As a candidate and as president, Trump has also repeatedly promised to stop what he—and many peace activists—often call America's "endless wars." He has come closer to ending the U.S. war in Afghanistan, now nearing its 20th year, than either Bush or Obama, and he has all but ended the war against the Islamic State (ISIS) in Iraq and Syria started by Obama.
There is, however, a tremendous caveat. The reason why the war in Iraq and Syria is effectively over is because Trump followed through on his campaign promise to "bomb the shit out of" militants there and "take out their families"—a war crime.

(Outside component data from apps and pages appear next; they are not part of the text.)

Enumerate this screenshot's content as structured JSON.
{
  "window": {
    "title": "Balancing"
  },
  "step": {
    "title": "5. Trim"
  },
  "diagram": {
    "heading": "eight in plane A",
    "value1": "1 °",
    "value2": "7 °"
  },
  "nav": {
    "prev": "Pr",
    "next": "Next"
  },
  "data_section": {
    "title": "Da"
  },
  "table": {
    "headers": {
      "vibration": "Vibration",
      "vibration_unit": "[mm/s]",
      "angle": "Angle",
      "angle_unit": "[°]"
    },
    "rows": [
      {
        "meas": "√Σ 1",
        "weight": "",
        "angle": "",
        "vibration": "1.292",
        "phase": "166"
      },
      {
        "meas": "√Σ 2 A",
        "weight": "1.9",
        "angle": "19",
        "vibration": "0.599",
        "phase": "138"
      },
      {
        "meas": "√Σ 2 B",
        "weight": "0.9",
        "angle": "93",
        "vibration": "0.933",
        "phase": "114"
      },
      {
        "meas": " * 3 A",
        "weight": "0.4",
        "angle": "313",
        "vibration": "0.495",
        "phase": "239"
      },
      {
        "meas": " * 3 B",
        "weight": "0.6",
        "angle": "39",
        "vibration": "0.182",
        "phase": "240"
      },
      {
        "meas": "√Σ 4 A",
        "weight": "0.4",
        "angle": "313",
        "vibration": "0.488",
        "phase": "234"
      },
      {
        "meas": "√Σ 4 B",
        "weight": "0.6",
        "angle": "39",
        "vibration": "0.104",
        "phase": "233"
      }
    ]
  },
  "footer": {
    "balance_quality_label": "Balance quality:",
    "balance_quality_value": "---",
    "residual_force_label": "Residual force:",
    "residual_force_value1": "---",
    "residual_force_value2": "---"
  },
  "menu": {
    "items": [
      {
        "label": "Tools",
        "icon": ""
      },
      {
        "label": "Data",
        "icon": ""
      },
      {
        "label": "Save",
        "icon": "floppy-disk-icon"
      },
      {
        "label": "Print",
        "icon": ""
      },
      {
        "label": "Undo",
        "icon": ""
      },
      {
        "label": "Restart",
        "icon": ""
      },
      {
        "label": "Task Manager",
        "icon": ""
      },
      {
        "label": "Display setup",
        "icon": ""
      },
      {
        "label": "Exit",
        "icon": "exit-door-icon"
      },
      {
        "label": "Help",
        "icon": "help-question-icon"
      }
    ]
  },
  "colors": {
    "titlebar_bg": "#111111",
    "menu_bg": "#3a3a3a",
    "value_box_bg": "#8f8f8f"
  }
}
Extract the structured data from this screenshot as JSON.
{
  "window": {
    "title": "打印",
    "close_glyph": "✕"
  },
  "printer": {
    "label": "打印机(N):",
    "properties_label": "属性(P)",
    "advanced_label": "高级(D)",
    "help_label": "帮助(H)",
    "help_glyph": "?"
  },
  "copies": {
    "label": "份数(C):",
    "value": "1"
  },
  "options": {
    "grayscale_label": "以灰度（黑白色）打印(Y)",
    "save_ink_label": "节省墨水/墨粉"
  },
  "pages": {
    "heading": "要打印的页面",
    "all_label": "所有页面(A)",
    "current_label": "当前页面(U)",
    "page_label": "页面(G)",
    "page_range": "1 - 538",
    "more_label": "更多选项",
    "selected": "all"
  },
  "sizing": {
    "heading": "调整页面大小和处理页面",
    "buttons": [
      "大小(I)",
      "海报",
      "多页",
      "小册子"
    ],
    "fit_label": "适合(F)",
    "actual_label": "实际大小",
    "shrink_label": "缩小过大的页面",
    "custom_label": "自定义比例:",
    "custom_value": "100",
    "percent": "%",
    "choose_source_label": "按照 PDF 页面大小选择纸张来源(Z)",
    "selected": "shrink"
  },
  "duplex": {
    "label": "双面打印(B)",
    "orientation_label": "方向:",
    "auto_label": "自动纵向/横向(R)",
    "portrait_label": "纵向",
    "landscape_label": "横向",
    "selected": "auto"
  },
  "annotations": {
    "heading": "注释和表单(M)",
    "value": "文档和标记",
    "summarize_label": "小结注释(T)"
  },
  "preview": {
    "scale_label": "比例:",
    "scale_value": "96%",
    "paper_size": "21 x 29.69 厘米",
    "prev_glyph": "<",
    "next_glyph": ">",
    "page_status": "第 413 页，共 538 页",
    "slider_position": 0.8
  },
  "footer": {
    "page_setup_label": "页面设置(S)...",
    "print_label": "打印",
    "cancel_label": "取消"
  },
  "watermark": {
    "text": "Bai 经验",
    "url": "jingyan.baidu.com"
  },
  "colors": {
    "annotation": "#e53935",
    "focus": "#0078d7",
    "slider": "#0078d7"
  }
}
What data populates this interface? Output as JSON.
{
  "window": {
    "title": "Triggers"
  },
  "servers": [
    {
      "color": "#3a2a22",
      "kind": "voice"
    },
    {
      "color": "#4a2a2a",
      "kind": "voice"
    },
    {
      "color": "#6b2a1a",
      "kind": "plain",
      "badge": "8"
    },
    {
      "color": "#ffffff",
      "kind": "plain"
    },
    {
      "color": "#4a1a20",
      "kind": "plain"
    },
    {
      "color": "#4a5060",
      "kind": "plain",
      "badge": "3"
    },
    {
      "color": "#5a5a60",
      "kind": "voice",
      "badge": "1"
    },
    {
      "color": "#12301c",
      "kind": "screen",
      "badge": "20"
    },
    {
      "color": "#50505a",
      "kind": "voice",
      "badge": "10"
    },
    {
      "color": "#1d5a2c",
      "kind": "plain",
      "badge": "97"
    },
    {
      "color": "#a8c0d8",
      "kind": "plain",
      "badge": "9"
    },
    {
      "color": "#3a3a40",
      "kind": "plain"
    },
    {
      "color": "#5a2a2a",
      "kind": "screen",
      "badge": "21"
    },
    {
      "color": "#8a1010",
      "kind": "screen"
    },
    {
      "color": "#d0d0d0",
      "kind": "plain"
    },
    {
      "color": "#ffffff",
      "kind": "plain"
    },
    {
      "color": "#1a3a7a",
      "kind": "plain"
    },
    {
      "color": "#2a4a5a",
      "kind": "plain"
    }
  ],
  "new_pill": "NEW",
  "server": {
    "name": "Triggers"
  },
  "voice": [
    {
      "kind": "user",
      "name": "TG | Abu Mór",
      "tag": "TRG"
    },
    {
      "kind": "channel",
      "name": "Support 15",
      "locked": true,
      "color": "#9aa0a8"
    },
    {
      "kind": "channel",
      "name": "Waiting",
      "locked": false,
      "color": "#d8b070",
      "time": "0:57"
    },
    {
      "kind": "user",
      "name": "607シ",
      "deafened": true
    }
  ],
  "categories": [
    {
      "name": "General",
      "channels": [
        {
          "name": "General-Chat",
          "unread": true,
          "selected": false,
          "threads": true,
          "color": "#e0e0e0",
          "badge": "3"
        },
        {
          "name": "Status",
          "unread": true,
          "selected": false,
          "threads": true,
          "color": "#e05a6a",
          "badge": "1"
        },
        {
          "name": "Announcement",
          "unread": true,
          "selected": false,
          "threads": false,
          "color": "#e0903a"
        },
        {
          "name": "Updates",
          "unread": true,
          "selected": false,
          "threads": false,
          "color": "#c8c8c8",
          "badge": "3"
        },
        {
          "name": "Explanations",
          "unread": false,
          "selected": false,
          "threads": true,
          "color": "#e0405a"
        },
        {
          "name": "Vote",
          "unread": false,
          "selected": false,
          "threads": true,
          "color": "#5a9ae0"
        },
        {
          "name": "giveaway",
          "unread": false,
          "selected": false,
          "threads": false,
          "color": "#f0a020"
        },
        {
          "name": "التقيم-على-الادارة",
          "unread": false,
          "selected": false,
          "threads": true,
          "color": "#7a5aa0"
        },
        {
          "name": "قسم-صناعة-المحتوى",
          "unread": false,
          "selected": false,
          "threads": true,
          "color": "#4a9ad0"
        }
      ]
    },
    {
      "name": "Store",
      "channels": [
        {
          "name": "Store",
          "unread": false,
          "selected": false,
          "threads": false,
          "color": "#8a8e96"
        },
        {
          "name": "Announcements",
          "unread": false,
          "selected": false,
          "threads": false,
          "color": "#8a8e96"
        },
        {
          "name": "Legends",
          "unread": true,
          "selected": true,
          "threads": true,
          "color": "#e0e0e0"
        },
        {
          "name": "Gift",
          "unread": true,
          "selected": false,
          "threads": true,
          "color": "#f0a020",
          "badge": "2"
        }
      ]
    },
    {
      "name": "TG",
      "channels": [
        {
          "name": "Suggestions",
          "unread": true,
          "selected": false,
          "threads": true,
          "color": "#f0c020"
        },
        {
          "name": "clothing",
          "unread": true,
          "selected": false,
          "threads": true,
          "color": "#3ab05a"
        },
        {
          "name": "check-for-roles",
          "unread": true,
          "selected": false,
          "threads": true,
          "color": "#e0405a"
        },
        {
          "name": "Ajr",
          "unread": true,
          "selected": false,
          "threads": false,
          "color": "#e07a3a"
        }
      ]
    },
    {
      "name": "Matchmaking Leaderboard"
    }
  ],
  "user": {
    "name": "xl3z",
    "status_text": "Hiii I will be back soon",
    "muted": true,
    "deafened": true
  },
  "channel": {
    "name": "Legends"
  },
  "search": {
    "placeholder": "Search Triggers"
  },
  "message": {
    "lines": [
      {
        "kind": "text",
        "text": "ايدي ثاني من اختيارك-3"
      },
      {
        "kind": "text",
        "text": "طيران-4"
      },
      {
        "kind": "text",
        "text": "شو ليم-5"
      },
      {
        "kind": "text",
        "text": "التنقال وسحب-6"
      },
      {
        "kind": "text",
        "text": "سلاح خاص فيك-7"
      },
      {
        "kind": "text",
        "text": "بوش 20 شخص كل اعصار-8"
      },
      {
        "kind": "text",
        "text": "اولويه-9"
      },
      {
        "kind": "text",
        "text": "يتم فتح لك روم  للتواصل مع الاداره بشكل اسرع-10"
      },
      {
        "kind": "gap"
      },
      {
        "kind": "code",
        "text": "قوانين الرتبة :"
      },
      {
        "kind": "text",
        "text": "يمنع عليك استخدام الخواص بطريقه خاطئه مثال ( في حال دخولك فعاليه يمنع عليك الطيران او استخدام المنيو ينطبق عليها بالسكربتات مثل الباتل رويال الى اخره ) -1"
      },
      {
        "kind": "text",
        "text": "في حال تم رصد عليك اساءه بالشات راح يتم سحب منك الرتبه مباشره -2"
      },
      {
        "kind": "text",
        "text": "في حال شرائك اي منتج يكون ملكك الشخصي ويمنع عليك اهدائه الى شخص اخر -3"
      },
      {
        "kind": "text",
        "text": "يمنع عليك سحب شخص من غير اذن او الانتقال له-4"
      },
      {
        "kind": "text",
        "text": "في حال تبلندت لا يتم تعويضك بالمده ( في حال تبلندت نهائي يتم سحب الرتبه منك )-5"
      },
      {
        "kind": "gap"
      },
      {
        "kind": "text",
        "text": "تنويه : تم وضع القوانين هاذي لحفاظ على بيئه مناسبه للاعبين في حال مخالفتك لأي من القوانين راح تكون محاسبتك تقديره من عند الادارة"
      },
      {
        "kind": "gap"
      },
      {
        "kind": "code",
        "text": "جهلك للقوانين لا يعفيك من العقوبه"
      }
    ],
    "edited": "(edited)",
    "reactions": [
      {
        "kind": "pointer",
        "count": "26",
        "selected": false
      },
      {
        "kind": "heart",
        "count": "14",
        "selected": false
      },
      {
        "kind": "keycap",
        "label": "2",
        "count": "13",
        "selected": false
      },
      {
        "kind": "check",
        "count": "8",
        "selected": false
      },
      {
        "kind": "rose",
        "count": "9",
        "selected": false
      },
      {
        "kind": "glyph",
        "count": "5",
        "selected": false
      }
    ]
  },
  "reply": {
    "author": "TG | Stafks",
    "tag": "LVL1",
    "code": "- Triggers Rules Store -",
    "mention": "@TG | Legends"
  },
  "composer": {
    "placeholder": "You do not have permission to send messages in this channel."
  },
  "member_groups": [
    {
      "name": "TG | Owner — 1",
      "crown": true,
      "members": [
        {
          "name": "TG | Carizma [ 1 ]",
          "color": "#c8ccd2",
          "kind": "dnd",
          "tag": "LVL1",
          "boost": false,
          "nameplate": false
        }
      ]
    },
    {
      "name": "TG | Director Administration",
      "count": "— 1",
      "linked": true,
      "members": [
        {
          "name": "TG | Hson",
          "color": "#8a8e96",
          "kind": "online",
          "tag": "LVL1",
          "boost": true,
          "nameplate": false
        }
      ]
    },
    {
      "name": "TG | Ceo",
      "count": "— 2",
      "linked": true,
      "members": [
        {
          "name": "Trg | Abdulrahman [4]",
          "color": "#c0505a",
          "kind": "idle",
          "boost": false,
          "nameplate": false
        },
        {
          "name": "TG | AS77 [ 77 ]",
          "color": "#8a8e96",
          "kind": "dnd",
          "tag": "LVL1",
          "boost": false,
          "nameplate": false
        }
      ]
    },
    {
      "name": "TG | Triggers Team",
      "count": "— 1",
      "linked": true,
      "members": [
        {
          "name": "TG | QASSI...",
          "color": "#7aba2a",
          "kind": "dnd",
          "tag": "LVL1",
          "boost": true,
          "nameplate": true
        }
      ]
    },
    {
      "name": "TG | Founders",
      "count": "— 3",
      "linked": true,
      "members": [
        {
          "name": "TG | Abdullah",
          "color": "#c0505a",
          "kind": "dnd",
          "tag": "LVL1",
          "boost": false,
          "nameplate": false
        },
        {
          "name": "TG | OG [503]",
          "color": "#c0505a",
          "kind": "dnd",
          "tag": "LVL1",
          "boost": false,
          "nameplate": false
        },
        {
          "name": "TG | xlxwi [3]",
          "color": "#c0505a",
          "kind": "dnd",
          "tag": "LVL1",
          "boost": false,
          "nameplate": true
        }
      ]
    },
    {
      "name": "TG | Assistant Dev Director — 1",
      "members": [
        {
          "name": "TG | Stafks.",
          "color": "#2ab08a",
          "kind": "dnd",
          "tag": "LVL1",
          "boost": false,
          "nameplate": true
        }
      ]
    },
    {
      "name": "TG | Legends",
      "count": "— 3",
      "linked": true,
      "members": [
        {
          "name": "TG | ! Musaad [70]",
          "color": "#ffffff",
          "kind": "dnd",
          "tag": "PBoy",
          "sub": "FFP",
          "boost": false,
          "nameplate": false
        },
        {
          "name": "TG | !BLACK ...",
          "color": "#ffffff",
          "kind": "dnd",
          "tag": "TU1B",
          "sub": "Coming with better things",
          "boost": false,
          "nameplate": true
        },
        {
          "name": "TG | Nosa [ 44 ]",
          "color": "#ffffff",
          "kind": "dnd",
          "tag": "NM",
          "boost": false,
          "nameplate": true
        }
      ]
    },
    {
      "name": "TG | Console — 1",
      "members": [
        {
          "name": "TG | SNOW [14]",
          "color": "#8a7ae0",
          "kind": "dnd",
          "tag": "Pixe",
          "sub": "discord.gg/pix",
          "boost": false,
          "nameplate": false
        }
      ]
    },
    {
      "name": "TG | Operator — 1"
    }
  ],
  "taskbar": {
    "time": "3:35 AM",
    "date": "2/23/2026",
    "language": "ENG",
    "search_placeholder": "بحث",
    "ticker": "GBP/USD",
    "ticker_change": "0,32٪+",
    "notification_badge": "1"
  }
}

Civilian casualties have soared in nearly all of the countries under U.S. attack during Trump's tenure, as the administration has loosened rules of engagement meant to protect innocent people. In 2017, then-Defense Secretary James Mattis—who earned his "Mad Dog" moniker during the atrocity-laden battles for Fallujah in 2004—announced that the U.S. was shifting from a policy of attrition to one of "annihilation" in the war against ISIS. Mattis drew condemnation from human rights advocates when he added that "civilian casualties are a fact of life" that cannot be avoided in such a war.
The U.S.-led coalition victory over ISIS was achieved at a tremendous cost of civilian life. Cities, towns, and villages including Mosul, Iraq, and Raqqa, Syria were largely reduced to rubble in furious air and ground assaults that left thousands of residents dead and many thousands more wounded and displaced.
While it is impossible to say exactly how many civilians have been killed during the ongoing so-called "War on Terror"—Gen. Tommy Franks infamously declared on the eve of the Iraq invasion that "we don't do body counts"—the number is at least in the hundreds of thousands and possibly over one million. Common Dreams reported Tuesday that a new report from the Brown University Costs of War Project estimates the U.S.-led war has also displaced a staggering 59 million people in eight nations since 2001.
Since waging the world's only nuclear war in 1945, U.S. bombs and bullets have killed more foreign civilians than those of any other armed force on the planet, by far.
Rep. Ro Khanna (D-Calif.) was among the progressives who pointed out the president's own warmongering tendencies.
"If you are really opposed to companies that make bombs and planes making money, why have you proposed over $140 billion MORE in defense spending than Obama, including a slush fund for endless wars?" the congressman tweeted.